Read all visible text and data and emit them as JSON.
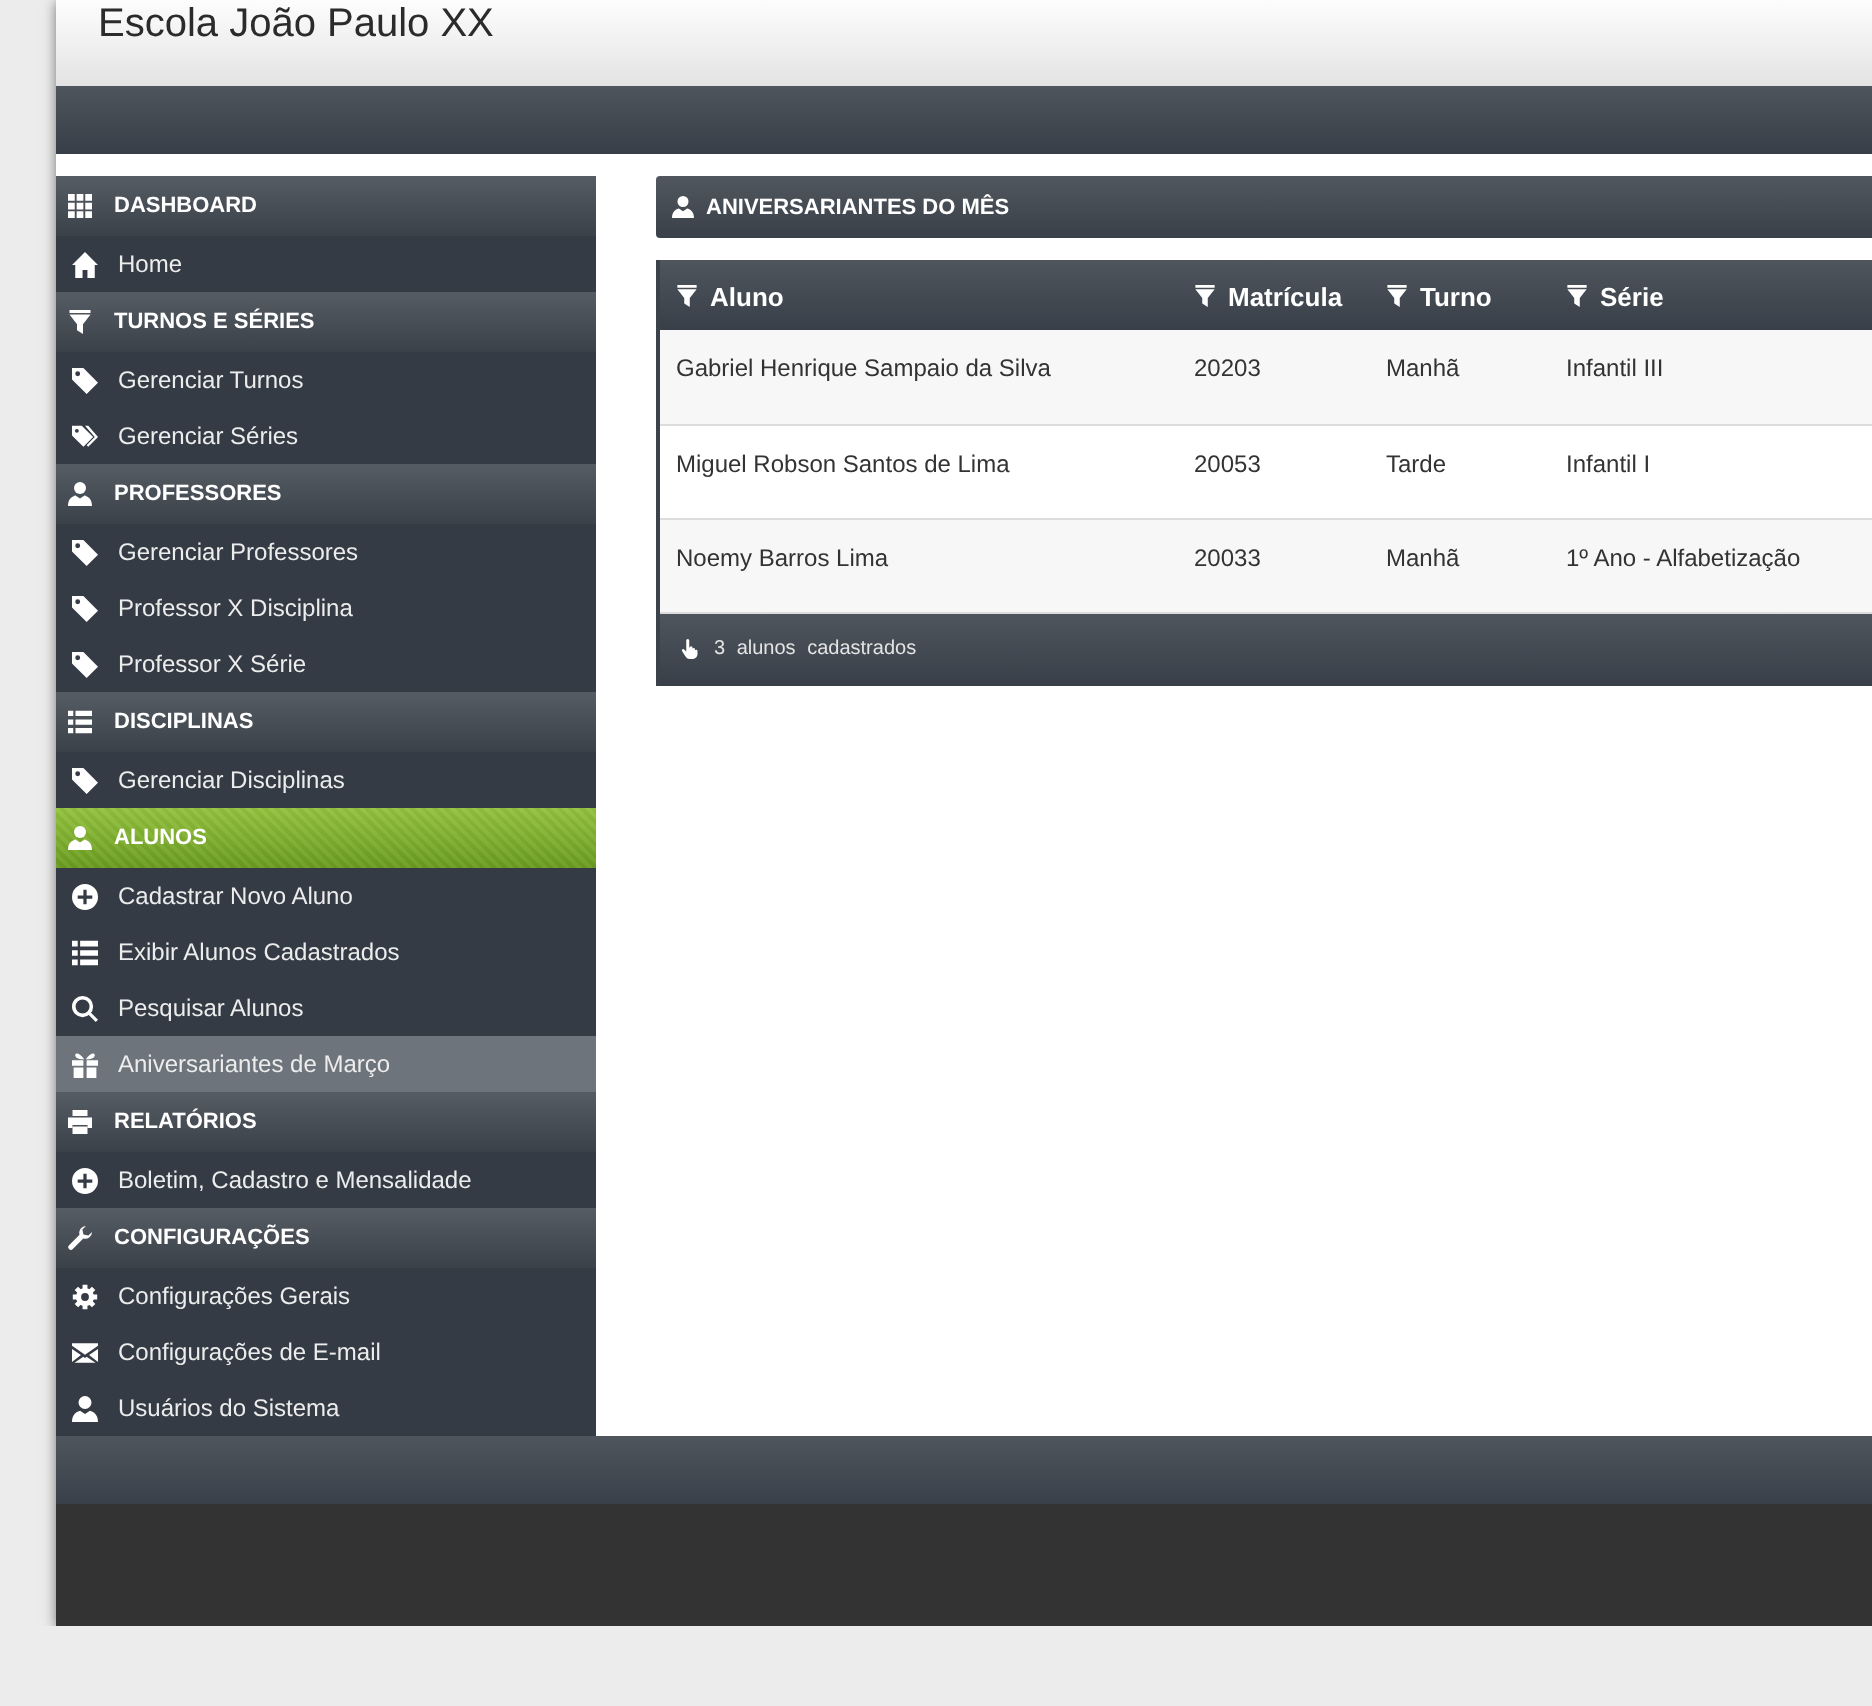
{
  "header": {
    "title": "Escola João Paulo XX"
  },
  "sidebar": {
    "sections": [
      {
        "title": "DASHBOARD",
        "selected": false,
        "items": [
          {
            "label": "Home",
            "selected": false
          }
        ]
      },
      {
        "title": "TURNOS E SÉRIES",
        "selected": false,
        "items": [
          {
            "label": "Gerenciar Turnos",
            "selected": false
          },
          {
            "label": "Gerenciar Séries",
            "selected": false
          }
        ]
      },
      {
        "title": "PROFESSORES",
        "selected": false,
        "items": [
          {
            "label": "Gerenciar Professores",
            "selected": false
          },
          {
            "label": "Professor X Disciplina",
            "selected": false
          },
          {
            "label": "Professor X Série",
            "selected": false
          }
        ]
      },
      {
        "title": "DISCIPLINAS",
        "selected": false,
        "items": [
          {
            "label": "Gerenciar Disciplinas",
            "selected": false
          }
        ]
      },
      {
        "title": "ALUNOS",
        "selected": true,
        "items": [
          {
            "label": "Cadastrar Novo Aluno",
            "selected": false
          },
          {
            "label": "Exibir Alunos Cadastrados",
            "selected": false
          },
          {
            "label": "Pesquisar Alunos",
            "selected": false
          },
          {
            "label": "Aniversariantes de Março",
            "selected": true
          }
        ]
      },
      {
        "title": "RELATÓRIOS",
        "selected": false,
        "items": [
          {
            "label": "Boletim, Cadastro e Mensalidade",
            "selected": false
          }
        ]
      },
      {
        "title": "CONFIGURAÇÕES",
        "selected": false,
        "items": [
          {
            "label": "Configurações Gerais",
            "selected": false
          },
          {
            "label": "Configurações de E-mail",
            "selected": false
          },
          {
            "label": "Usuários do Sistema",
            "selected": false
          }
        ]
      }
    ]
  },
  "panel": {
    "title": "ANIVERSARIANTES DO MÊS"
  },
  "table": {
    "columns": [
      "Aluno",
      "Matrícula",
      "Turno",
      "Série"
    ],
    "rows": [
      [
        "Gabriel Henrique Sampaio da Silva",
        "20203",
        "Manhã",
        "Infantil III"
      ],
      [
        "Miguel Robson Santos de Lima",
        "20053",
        "Tarde",
        "Infantil I"
      ],
      [
        "Noemy Barros Lima",
        "20033",
        "Manhã",
        "1º Ano - Alfabetização"
      ]
    ],
    "footer": "3 alunos cadastrados"
  }
}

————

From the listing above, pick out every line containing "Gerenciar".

            "label": "Gerenciar Turnos",
            "label": "Gerenciar Séries",
            "label": "Gerenciar Professores",
            "label": "Gerenciar Disciplinas",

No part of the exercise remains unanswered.